If there are no such sources in the difficult environment of North Africa's deserts, Wipple says, it's because the United States has focused elsewhere during the past decade.
"Good (human intelligence) takes years and decades of development and recruitment, not a U.S. strong suit," Wipple said.
Human vs. mechanical
Foust recommends that Congress and the White House craft rules that would allow the U.S. intelligence services to do more to penetrate terror networks in Africa and beyond with human spies as opposed to mechanical ones in the air or electronic surveillance.
Others say Obama should revive parts of the detainee and interrogation program in effect during President George W. Bush's administration when the CIA employed "enhanced interrogation" techniques such as waterboarding to wrest information from captured terrorists.
"With every drone strike, we're vaporizing intelligence about what they intend to do in East Africa, the Islamic Maghreb and elsewhere," says Marc Thiessen, a former White House official under George W. Bush. "There are times you have to (use drones), but anytime you can get somebody alive rather than killing them, you ought to be doing it."

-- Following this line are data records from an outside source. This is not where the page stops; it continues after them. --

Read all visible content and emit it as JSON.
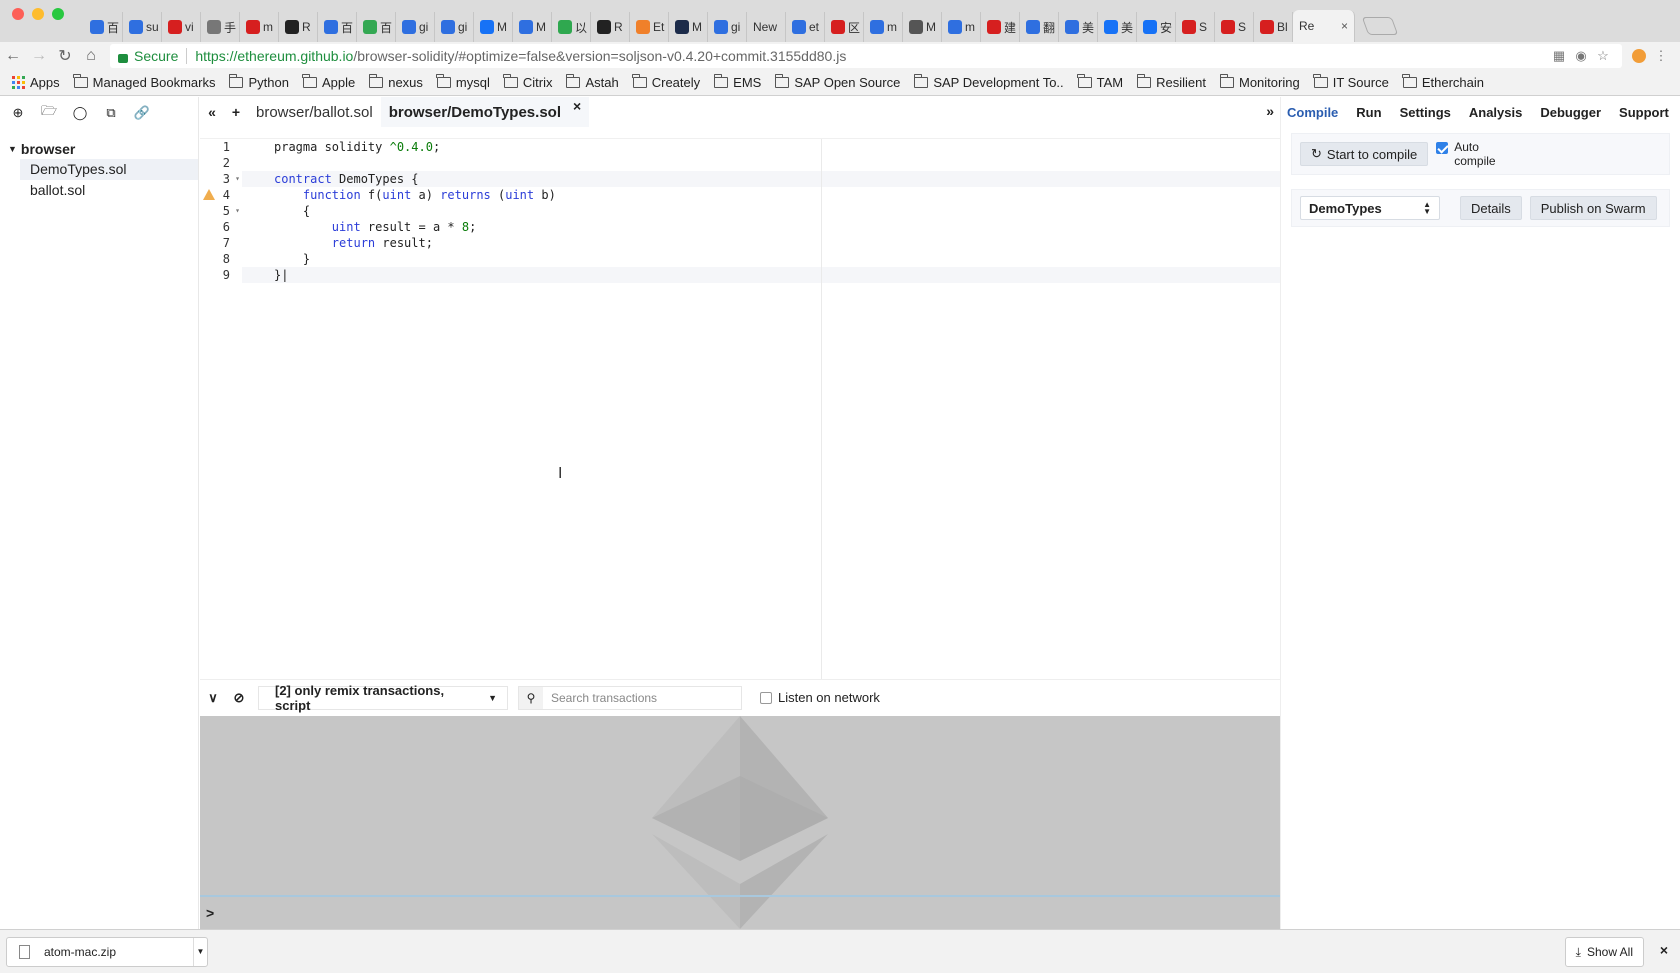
{
  "browser": {
    "tabs": [
      {
        "label": "百",
        "icon": "baidu-paw-icon",
        "color": "#2f6fe0"
      },
      {
        "label": "su",
        "icon": "baidu-paw-icon",
        "color": "#2f6fe0"
      },
      {
        "label": "vi",
        "icon": "csdn-c-icon",
        "color": "#d61f1f"
      },
      {
        "label": "手",
        "icon": "search-person-icon",
        "color": "#777777"
      },
      {
        "label": "m",
        "icon": "csdn-c-icon",
        "color": "#d61f1f"
      },
      {
        "label": "R",
        "icon": "github-icon",
        "color": "#222222"
      },
      {
        "label": "百",
        "icon": "baidu-paw-icon",
        "color": "#2f6fe0"
      },
      {
        "label": "百",
        "icon": "chrome-store-icon",
        "color": "#34a853"
      },
      {
        "label": "gi",
        "icon": "baidu-paw-icon",
        "color": "#2f6fe0"
      },
      {
        "label": "gi",
        "icon": "baidu-paw-icon",
        "color": "#2f6fe0"
      },
      {
        "label": "M",
        "icon": "zhihu-icon",
        "color": "#1772f6"
      },
      {
        "label": "M",
        "icon": "baidu-paw-icon",
        "color": "#2f6fe0"
      },
      {
        "label": "以",
        "icon": "shield-green-icon",
        "color": "#2fa84f"
      },
      {
        "label": "R",
        "icon": "github-icon",
        "color": "#222222"
      },
      {
        "label": "Et",
        "icon": "diamond-orange-icon",
        "color": "#f0802a"
      },
      {
        "label": "M",
        "icon": "circle-dark-icon",
        "color": "#1c2b4a"
      },
      {
        "label": "gi",
        "icon": "baidu-paw-icon",
        "color": "#2f6fe0"
      },
      {
        "label": "New",
        "icon": "",
        "color": "#dcdcdc"
      },
      {
        "label": "et",
        "icon": "baidu-paw-icon",
        "color": "#2f6fe0"
      },
      {
        "label": "区",
        "icon": "csdn-c-icon",
        "color": "#d61f1f"
      },
      {
        "label": "m",
        "icon": "baidu-paw-icon",
        "color": "#2f6fe0"
      },
      {
        "label": "M",
        "icon": "apple-icon",
        "color": "#555555"
      },
      {
        "label": "m",
        "icon": "baidu-paw-icon",
        "color": "#2f6fe0"
      },
      {
        "label": "建",
        "icon": "csdn-c-icon",
        "color": "#d61f1f"
      },
      {
        "label": "翻",
        "icon": "baidu-paw-icon",
        "color": "#2f6fe0"
      },
      {
        "label": "美",
        "icon": "baidu-paw-icon",
        "color": "#2f6fe0"
      },
      {
        "label": "美",
        "icon": "jianshu-icon",
        "color": "#1772f6"
      },
      {
        "label": "安",
        "icon": "jianshu-icon",
        "color": "#1772f6"
      },
      {
        "label": "S",
        "icon": "red-shield-icon",
        "color": "#d61f1f"
      },
      {
        "label": "S",
        "icon": "red-shield-icon",
        "color": "#d61f1f"
      },
      {
        "label": "Bl",
        "icon": "red-shield-icon",
        "color": "#d61f1f"
      }
    ],
    "active_tab": {
      "label": "Re",
      "close": "×"
    },
    "address": {
      "secure_label": "Secure",
      "url_host": "https://ethereum.github.io",
      "url_path": "/browser-solidity/#optimize=false&version=soljson-v0.4.20+commit.3155dd80.js"
    },
    "bookmarks": [
      {
        "label": "Apps",
        "type": "apps"
      },
      {
        "label": "Managed Bookmarks",
        "type": "folder"
      },
      {
        "label": "Python",
        "type": "folder"
      },
      {
        "label": "Apple",
        "type": "folder"
      },
      {
        "label": "nexus",
        "type": "folder"
      },
      {
        "label": "mysql",
        "type": "folder"
      },
      {
        "label": "Citrix",
        "type": "folder"
      },
      {
        "label": "Astah",
        "type": "folder"
      },
      {
        "label": "Creately",
        "type": "folder"
      },
      {
        "label": "EMS",
        "type": "folder"
      },
      {
        "label": "SAP Open Source",
        "type": "folder"
      },
      {
        "label": "SAP Development To..",
        "type": "folder"
      },
      {
        "label": "TAM",
        "type": "folder"
      },
      {
        "label": "Resilient",
        "type": "folder"
      },
      {
        "label": "Monitoring",
        "type": "folder"
      },
      {
        "label": "IT Source",
        "type": "folder"
      },
      {
        "label": "Etherchain",
        "type": "folder"
      }
    ]
  },
  "remix": {
    "file_explorer": {
      "root": "browser",
      "files": [
        "DemoTypes.sol",
        "ballot.sol"
      ]
    },
    "editor": {
      "tabs": [
        "browser/ballot.sol",
        "browser/DemoTypes.sol"
      ],
      "active_tab_index": 1,
      "close_glyph": "×",
      "collapse_glyph": "«",
      "add_glyph": "+",
      "expand_glyph": "»",
      "line_numbers": [
        "1",
        "2",
        "3",
        "4",
        "5",
        "6",
        "7",
        "8",
        "9"
      ],
      "warning_line": 4
    },
    "terminal": {
      "filter_label": "[2] only remix transactions, script",
      "search_placeholder": "Search transactions",
      "listen_label": "Listen on network",
      "prompt": ">"
    },
    "right_panel": {
      "tabs": [
        "Compile",
        "Run",
        "Settings",
        "Analysis",
        "Debugger",
        "Support"
      ],
      "active_tab": "Compile",
      "compile_button": "Start to compile",
      "auto_compile_label": "Auto compile",
      "auto_compile_checked": true,
      "contract_selected": "DemoTypes",
      "details_button": "Details",
      "publish_button": "Publish on Swarm"
    }
  },
  "downloads": {
    "file": "atom-mac.zip",
    "show_all": "Show All",
    "close": "×"
  },
  "colors": {
    "accent": "#2a5db0",
    "secure_green": "#1e8e3e",
    "warning": "#f0ad4e",
    "keyword": "#2b3dd8",
    "number": "#0a7c0a",
    "terminal_bg": "#c6c6c6"
  }
}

Thiessen says Obama should issue an executive order to revive parts of the Bush-era program. Such a program would require legal guidance to enable holding detainees and facilities for long-term detention and interrogation, he says.

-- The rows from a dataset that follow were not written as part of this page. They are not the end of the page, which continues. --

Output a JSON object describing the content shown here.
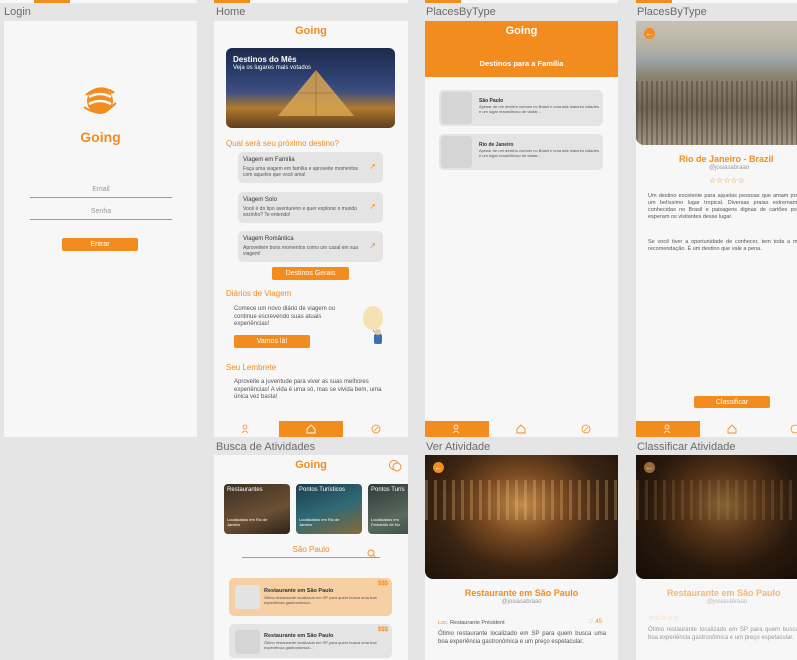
{
  "colors": {
    "accent": "#f28c1e",
    "screen_bg": "#f7f7f7",
    "canvas_bg": "#e5e5e5"
  },
  "frames": {
    "login": "Login",
    "home": "Home",
    "places1": "PlacesByType",
    "places2": "PlacesByType",
    "busca": "Busca de Atividades",
    "ver": "Ver Atividade",
    "classificar": "Classificar Atividade"
  },
  "login": {
    "app_name": "Going",
    "email_placeholder": "Email",
    "password_placeholder": "Senha",
    "enter_label": "Entrar"
  },
  "home": {
    "app_name": "Going",
    "banner_title": "Destinos do Mês",
    "banner_sub": "Veja os lugares mais votados",
    "question": "Qual será seu próximo destino?",
    "options": [
      {
        "title": "Viagem em Família",
        "desc": "Faça uma viagem em família e aproveite momentos com aqueles que você ama!"
      },
      {
        "title": "Viagem Solo",
        "desc": "Você é do tipo aventureiro e quer explorar o mundo sozinho? Te entendo!"
      },
      {
        "title": "Viagem Romântica",
        "desc": "Aproveitem bons momentos como um casal em sua viagem!"
      }
    ],
    "general_btn": "Destinos Gerais",
    "diary_title": "Diários de Viagem",
    "diary_text": "Comece um novo diário de viagem ou continue escrevendo suas atuais experiências!",
    "diary_btn": "Vamos lá!",
    "reminder_title": "Seu Lembrete",
    "reminder_text": "Aproveite a juventude para viver as suas melhores experiências! A vida é uma só, mas se vivida bem, uma única vez basta!"
  },
  "places": {
    "app_name": "Going",
    "subtitle": "Destinos para a Família",
    "items": [
      {
        "title": "São Paulo",
        "desc": "Apesar de um destino comum no Brasil e uma das maiores cidades e um lugar maravilhoso de visitar..."
      },
      {
        "title": "Rio de Janeiro",
        "desc": "Apesar de um destino comum no Brasil e uma das maiores cidades e um lugar maravilhoso de visitar..."
      }
    ]
  },
  "place_detail": {
    "title": "Rio de Janeiro - Brazil",
    "user": "@josiasabraao",
    "stars": "☆☆☆☆☆",
    "p1": "Um destino excelente para aquelas pessoas que amam praia e um belíssimo lugar tropical. Diversas praias extremamente conhecidas no Brasil e paisagens dignas de cartões postais esperam os visitantes desse lugar.",
    "p2": "Se você tiver a oportunidade de conhecer, tem toda a minha recomendação. É um destino que vale a pena.",
    "classify_btn": "Classificar"
  },
  "busca": {
    "app_name": "Going",
    "categories": [
      {
        "title": "Restaurantes",
        "loc": "Localizados em Rio de Janeiro"
      },
      {
        "title": "Pontos Turísticos",
        "loc": "Localizados em Rio de Janeiro"
      },
      {
        "title": "Pontos Turís",
        "loc": "Localizados em Fernando de No"
      }
    ],
    "search_value": "São Paulo",
    "results": [
      {
        "title": "Restaurante em São Paulo",
        "desc": "Ótimo restaurante localizado em SP para quem busca uma boa experiência gastronômica...",
        "price": "$$$"
      },
      {
        "title": "Restaurante em São Paulo",
        "desc": "Ótimo restaurante localizado em SP para quem busca uma boa experiência gastronômica...",
        "price": "$$$"
      }
    ]
  },
  "ver": {
    "title": "Restaurante em São Paulo",
    "user": "@josiasabraao",
    "loc_label": "Loc:",
    "loc_value": "Restaurante Président",
    "likes": "45",
    "desc": "Ótimo restaurante localizado em SP para quem busca uma boa experiência gastronômica e um preço espetacular."
  },
  "classificar": {
    "title": "Restaurante em São Paulo",
    "user": "@josiasabraao",
    "stars": "☆☆☆☆☆",
    "desc": "Ótimo restaurante localizado em SP para quem busca uma boa experiência gastronômica e um preço espetacular."
  }
}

Reviving the harsh interrogation techniques of the Bush era is not necessary, Thiessen says, but "we need to be doing something to get intelligence, and that involves talking to people."

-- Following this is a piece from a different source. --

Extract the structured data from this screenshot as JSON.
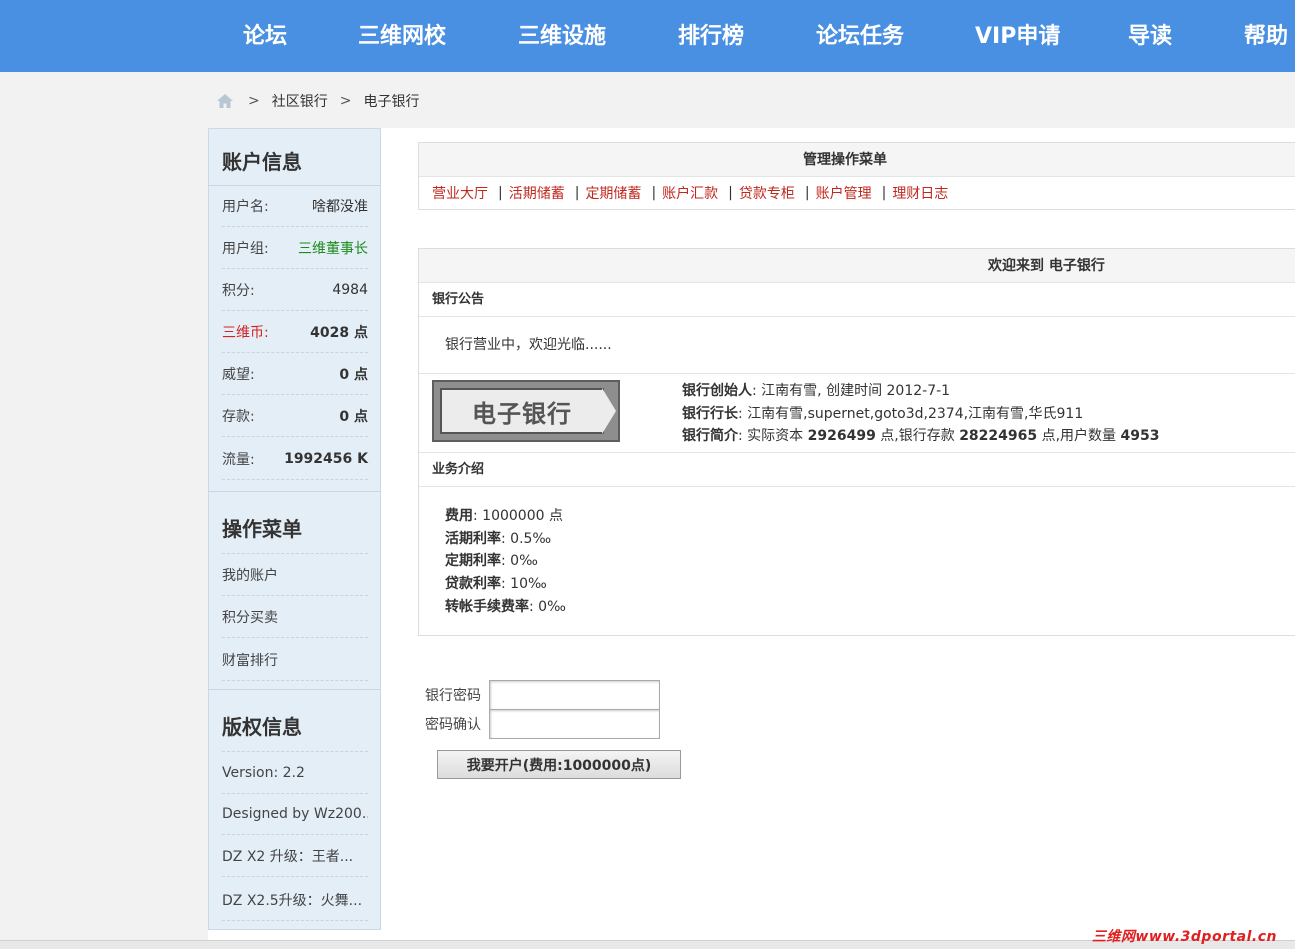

Targeted killings have removed half the top leaders of the centralized terrorist network once based in the mountains of Afghanistan and Pakistan, according to the Obama administration. But al-Qaida has grown stronger in places such as Libya and Syria.
In northern Mali, al-Qaida in the Islamic Maghreb (AQIM) joined forces with other Islamist militias last year to take control of arid territory the size of Texas. The United States is providing a French invasion force with aerial intelligence and transportation close to the battlefield.
An AQIM offshoot that calls itself "Signers in Blood" attacked an Algerian gas facility last week in Amenas and took hundreds of hostages over a five-day onslaught. Thirty-seven workers were killed, including three Americans.
Threat to the U.S.?
Pham and others say AQIM's threat to the U.S. homeland is remote, for now. But the group is a danger to U.S. interests in an area that the United States and much of the world relies on for energy.
Brennan's assessment? He has called al-Qaida's vision of global domination through a violent Islamic caliphate "absurd" and said U.S. strategy is not organized "against a feckless delusion that is never going to happen."
He says the Obama administration will frustrate al-Qaida leaders' hopes "to bleed us financially by drawing us into long, costly wars that also inflame anti-American sentiment" by ending wars in Iraq and Afghanistan and not deploying large armies.
"Going forward ... our best offense won't always be deploying large armies abroad but delivering targeted, surgical pressure to the groups that threaten us," Brennan says.
Some experts say a soft response to the growing threat will come back to haunt the United States, just as it did during the 1990s when bin Laden and his associates were seen as a dangerous, but limited, nuisance rather than the mammoth threat that launched 9/11.
Reuel Marc Gerecht, a former CIA operative at the Foundation for Defense of Democracies, points out that there has been no U.S. retaliation after al-Qaida-linked terrorists attacked the U.S. consulate in Benghazi, Libya, on the anniversary of the Sept. 11 attacks. U.S. Ambassador Chris Stevens and three other Americans were killed. The restrained reaction creates the perception that "the United States is weak," which will embolden more jihadism, he says.
When the consulate was attacked, Gen. Carter Ham, leader of U.S. Africa Command, didn't have a regular fighting force under his command and couldn't launch a quick rescue, Pham says. He still doesn't.
"We're fighting unconventional asymmetric challenges across the globe, but we're constantly fighting using conventional means -- fighting the last war and not the current one," Pham says.